Easy, right? Not necessarily when you are thinking on the spot, you could quite easily find yourself start to panic and ramble on stuff that just isn’t relevant (and sometimes, not appropriate) to the employer.
What they do want is a clean, clear, concise snapshot of you (not fluffy your cat), but you, what makes you tick. Include your work history if you have some, if not, include some personal qualities that would make you a good fit to the job.
Have key points and words you want to include and go over and over and over again until it rolls off your tongue in a natural way, not like a rehearsed robot that stuck on the same track.
Including your passions is a great idea too, just make sure you can relate them back to the job and in a professional manner. Talking about your passion for horses because they have nice manes is lovely, but you could sell that to your potential employer by saying you are extremely passionate about caring for horses because you have compassion, commitment and responsibilities that brings you satisfaction.
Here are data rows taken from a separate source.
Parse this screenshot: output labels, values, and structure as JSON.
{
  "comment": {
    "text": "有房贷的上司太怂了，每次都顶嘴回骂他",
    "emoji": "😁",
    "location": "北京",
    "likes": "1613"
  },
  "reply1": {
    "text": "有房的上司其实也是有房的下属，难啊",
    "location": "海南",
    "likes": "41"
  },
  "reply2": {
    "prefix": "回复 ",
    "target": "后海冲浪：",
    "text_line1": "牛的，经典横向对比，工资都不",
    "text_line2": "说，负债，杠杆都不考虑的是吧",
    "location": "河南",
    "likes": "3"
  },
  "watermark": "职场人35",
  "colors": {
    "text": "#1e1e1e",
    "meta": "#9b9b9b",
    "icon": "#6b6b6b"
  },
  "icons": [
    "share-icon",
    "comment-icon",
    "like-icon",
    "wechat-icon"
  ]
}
You have made it to the interview normally after submitting your resume, so the company would have already seen something in you they like. Keep it true to your nature and interesting. You want to leave the employer with something that makes you stand out, make them remember you.
Main message: prepare and practice, practice makes perfect